You can learn a lot about the origins of Momonoki, a new fast-casual joint in Midtown, from the Instagrams of Taiwanese-American chef Jason Liang and Taiwanese pastry chef ChingYao Wang (who’s also his wife). The couple best known for Decatur’s Brush Sushi Izakaya recently ate their way through Taipei and Tokyo as inspiration for Momonoki and its attached bakery, Momo Cafe. The deliciously atmospheric images from the trip—homey beef noodle soup in New Taipei City’s Banqiao District, lemon coffee with crushed ice in neighboring Zhonghe District, extra-strong matcha soft serve in Tokyo’s Ginza Six complex—are like a moodboard for their clever new project.
Liang and Wang understand chic aesthetics, and every detail at Momonoki (Japanese for “peach tree,” wink-wink) feels built for snaps. It’s difficult to find a more beautiful looking bowl of ramen in Atlanta, but these bowls are not perfect: The broths in the classic ramen preparations can lack refinement, and the Sun Noodles can be overcooked. Those noodles fare much better in the tsukemen (a style of ramen in which you dip the noodles into hot, salty broth). Just as good as the tsukemen is the Nagoya Taiwanese Mazemen, in which thicker noodles are topped with stir-fried pork, a poached egg, Asian chives, and garlic.
Cute katsu sandos (cutlet sandwiches) are fun to share; go for the fried shrimp with tartar sauce studded with shibazuke (Japanese pickles). Sidestep the poké for other beguiling bowls, such as sliced yellowtail—plucky with cured cucumber and a bright jalapeño-cilantro salsa—served over chili ponzu rice or over mixed greens. A hearty bowl of dry-curried ground beef over rice with a runny poached egg and sliced avocado is pure comfort food that you can eat with a spoon in one hand while you scroll with the other.

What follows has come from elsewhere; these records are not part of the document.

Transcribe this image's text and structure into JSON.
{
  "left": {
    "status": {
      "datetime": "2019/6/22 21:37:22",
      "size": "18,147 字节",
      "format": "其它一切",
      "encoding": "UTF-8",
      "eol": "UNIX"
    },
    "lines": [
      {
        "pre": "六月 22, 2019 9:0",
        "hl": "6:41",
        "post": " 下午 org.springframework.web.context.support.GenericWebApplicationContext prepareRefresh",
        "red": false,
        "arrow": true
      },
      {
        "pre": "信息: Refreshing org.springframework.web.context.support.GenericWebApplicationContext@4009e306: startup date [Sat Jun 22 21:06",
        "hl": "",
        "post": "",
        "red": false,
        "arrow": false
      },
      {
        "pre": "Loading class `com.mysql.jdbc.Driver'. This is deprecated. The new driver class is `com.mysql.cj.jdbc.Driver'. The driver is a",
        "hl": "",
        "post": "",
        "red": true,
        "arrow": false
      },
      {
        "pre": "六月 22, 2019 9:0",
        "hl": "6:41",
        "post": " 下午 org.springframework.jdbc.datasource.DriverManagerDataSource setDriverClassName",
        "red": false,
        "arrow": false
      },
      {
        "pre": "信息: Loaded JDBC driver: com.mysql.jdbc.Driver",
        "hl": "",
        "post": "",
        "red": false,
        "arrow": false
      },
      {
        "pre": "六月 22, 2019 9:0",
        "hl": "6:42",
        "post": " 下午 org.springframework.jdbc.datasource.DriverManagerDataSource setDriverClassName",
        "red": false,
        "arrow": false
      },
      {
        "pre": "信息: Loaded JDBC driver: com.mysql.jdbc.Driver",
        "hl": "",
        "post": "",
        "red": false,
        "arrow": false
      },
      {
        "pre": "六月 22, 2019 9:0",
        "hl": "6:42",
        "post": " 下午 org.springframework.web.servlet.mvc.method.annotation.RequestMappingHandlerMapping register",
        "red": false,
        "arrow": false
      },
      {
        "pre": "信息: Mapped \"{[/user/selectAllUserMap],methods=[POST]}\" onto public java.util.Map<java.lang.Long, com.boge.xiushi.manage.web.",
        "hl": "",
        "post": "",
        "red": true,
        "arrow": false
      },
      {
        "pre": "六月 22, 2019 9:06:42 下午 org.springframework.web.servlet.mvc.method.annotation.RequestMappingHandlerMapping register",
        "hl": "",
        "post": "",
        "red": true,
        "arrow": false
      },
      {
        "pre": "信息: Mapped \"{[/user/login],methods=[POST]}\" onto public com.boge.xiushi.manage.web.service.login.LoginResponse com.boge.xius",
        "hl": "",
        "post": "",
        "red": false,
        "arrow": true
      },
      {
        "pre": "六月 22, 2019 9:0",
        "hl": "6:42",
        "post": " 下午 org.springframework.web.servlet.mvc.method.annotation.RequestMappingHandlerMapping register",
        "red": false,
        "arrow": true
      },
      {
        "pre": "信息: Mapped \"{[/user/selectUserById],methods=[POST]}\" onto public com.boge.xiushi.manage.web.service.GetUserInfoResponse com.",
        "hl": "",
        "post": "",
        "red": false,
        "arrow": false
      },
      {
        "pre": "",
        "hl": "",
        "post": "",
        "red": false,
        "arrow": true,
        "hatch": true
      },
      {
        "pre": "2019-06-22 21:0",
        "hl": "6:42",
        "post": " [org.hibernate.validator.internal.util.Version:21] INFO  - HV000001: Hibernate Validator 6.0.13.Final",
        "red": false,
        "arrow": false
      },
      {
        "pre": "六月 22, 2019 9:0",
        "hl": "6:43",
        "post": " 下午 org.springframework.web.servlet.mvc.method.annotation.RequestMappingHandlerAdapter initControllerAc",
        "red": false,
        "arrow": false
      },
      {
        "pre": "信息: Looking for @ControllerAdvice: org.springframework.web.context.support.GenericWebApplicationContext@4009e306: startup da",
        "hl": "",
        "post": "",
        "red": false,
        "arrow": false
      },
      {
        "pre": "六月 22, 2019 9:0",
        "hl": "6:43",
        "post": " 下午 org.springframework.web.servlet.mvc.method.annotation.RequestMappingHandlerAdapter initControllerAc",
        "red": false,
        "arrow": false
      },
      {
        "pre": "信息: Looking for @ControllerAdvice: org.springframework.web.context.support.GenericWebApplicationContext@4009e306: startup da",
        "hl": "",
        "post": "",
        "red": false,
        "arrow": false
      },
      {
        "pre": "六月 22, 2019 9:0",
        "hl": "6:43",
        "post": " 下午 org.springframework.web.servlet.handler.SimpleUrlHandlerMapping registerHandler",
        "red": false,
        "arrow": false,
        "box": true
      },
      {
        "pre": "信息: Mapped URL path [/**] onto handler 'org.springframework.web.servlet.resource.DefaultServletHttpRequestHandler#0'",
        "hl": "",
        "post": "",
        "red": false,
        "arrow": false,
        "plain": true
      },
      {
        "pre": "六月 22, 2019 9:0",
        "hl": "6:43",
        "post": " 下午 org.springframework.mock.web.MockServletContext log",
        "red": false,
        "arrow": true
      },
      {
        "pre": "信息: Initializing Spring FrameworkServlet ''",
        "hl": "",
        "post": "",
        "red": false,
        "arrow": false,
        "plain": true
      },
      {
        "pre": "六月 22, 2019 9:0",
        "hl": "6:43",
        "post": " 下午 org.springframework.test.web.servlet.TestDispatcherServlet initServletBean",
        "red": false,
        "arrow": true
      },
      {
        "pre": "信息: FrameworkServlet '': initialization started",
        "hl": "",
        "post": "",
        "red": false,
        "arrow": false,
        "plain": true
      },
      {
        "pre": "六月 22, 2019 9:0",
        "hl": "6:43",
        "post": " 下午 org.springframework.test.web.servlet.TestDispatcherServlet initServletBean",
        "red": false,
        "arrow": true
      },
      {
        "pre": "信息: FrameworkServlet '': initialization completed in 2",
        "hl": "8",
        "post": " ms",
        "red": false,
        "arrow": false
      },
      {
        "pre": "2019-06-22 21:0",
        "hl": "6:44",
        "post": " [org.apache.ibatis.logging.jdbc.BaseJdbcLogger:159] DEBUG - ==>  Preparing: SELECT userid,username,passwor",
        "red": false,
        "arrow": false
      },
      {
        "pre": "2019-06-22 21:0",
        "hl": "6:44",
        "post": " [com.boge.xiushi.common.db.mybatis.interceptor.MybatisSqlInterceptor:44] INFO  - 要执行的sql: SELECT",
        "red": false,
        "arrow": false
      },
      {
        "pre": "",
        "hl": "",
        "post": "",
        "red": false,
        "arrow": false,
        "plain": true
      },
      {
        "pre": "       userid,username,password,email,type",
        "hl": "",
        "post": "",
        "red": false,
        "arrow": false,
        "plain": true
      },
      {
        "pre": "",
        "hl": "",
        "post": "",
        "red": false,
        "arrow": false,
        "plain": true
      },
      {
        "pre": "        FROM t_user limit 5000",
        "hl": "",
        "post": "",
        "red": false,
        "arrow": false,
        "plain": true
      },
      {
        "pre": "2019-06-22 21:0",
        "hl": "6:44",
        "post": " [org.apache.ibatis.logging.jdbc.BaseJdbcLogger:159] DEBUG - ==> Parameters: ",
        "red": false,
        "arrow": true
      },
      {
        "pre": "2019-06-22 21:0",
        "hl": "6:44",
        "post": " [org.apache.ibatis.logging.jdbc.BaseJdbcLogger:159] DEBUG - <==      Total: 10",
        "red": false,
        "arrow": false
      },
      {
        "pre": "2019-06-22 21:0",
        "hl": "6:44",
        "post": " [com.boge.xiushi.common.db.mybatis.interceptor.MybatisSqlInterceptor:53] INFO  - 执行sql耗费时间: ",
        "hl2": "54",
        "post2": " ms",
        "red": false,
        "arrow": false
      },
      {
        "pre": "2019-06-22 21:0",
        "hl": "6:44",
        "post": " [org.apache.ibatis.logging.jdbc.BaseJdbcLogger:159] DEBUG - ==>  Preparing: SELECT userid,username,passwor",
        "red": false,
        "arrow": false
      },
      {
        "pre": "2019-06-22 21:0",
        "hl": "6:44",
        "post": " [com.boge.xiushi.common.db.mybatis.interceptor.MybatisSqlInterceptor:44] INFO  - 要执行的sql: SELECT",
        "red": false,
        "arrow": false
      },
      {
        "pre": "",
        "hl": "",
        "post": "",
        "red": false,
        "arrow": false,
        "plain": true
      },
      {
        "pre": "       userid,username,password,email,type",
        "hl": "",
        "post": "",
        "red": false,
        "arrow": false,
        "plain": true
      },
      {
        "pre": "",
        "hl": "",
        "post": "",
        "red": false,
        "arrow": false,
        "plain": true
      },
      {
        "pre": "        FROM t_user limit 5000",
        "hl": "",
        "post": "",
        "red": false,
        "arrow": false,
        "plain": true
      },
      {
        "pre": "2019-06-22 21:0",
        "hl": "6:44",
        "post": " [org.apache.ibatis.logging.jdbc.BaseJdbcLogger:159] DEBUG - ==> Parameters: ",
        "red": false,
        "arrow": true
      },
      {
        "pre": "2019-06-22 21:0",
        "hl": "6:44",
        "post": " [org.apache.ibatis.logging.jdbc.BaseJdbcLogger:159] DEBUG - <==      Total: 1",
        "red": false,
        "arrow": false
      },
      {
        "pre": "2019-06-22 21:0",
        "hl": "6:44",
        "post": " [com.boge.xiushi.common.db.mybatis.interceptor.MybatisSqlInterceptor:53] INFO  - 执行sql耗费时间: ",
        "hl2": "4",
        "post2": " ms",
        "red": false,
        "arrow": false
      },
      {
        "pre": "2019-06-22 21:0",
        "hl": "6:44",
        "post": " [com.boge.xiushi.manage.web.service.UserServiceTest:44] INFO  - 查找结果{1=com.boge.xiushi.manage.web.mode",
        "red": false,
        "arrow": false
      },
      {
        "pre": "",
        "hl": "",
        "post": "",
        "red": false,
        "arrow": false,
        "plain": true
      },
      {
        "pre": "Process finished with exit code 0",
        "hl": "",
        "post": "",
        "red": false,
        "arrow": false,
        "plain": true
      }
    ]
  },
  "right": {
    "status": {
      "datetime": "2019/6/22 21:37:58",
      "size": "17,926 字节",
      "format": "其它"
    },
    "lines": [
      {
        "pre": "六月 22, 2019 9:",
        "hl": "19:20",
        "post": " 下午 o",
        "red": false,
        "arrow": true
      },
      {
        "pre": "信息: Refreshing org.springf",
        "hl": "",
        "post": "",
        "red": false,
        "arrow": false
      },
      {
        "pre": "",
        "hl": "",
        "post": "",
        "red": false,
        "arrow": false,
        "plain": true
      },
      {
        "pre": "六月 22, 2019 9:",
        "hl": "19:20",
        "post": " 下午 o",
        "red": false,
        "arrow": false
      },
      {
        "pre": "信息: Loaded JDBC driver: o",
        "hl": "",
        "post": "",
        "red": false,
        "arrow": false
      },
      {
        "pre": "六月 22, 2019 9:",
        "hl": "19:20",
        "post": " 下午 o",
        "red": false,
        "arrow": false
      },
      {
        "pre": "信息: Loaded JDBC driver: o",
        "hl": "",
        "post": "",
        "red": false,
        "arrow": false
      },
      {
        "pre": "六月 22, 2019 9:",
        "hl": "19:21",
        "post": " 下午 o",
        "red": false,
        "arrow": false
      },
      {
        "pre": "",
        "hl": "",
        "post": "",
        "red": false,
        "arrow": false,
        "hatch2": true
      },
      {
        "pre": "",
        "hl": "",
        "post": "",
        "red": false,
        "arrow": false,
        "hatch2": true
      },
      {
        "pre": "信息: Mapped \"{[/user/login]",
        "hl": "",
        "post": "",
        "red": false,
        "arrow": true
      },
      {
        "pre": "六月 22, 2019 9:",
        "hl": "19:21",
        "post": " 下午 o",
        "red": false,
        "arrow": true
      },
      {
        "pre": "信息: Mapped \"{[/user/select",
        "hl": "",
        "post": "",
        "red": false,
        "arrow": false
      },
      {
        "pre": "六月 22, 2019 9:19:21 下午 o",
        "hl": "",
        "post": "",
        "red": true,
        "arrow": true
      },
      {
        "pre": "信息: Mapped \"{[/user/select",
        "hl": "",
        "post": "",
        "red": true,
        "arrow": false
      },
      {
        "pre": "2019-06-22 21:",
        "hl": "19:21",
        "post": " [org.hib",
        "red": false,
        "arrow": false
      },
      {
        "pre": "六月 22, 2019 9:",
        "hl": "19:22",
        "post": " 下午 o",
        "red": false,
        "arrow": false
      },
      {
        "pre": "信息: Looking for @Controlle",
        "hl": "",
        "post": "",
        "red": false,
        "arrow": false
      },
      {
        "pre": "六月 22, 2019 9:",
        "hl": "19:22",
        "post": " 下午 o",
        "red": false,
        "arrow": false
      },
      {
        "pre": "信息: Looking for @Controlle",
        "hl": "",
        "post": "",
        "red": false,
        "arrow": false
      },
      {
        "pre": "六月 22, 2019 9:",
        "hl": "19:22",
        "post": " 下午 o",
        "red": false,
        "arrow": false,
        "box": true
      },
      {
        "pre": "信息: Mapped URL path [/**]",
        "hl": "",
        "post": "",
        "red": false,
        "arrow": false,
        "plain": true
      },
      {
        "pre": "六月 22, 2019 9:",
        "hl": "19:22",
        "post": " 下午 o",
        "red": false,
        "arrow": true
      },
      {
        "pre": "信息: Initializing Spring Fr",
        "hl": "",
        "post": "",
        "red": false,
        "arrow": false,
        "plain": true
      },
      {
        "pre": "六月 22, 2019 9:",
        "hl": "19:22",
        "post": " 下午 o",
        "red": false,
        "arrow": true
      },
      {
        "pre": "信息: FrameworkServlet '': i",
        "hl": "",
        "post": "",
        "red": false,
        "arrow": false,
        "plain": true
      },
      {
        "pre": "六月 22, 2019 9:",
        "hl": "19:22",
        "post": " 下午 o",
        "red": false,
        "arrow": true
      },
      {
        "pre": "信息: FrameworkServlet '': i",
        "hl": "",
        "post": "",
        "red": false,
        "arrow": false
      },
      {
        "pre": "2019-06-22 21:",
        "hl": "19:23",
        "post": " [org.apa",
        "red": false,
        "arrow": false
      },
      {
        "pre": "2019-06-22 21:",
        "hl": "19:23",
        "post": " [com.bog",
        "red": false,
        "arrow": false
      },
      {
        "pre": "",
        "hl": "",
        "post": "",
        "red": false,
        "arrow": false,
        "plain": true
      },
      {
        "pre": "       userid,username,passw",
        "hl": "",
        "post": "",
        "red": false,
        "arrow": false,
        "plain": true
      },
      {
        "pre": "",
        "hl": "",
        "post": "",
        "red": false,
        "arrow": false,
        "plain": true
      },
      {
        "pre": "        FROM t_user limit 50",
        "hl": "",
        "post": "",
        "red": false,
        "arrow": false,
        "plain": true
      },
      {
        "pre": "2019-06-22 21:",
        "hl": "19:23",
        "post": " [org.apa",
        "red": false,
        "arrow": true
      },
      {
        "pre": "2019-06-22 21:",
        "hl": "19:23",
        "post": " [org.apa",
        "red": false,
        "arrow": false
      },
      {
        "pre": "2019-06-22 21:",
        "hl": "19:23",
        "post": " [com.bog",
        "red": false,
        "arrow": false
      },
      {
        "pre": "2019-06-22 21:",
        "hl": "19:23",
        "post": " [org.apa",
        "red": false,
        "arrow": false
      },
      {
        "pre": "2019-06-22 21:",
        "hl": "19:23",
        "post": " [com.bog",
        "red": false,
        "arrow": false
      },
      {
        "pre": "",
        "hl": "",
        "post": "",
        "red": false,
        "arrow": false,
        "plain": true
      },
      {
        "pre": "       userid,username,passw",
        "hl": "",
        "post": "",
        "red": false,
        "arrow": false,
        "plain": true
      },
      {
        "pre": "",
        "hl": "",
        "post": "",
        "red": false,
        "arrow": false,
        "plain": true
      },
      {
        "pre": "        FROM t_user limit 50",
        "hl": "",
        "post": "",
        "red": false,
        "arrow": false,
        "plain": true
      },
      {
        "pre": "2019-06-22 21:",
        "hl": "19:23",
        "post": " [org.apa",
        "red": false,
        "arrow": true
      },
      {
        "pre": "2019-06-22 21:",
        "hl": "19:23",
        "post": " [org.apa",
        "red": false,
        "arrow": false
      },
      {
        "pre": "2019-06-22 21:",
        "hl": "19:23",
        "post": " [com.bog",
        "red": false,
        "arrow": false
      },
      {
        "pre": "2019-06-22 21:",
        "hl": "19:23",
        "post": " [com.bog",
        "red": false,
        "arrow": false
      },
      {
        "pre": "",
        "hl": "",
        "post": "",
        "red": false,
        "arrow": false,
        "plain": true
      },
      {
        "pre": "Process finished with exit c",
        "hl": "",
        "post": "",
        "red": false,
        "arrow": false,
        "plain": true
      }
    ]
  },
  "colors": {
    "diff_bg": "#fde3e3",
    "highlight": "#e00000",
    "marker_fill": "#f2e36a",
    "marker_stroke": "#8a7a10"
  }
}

Over at the cafe, Wang’s pastry offerings include her popular matcha brownie, black-sesame or matcha soft-serve ice cream, and croissants slicked with black-sesame or matcha icing. The cafe’s drinks also are compelling: black-sugar, matcha, or strawberry lattes, roasted teas from Japan, and oolong teas from Taiwan. They’re lovely to sip as you watch traffic crawl by on the Connector. Momonoki embraces the adjacent gridlock. Its logo is a peach with the kanji character for “wood” written inside, which resembles a crude map of our highway system. Despite Momonoki’s global influences, you can’t get more Atlanta than that.
★ ★ ★ ★
95 Eighth Street
This article appears in our October 2018 issue.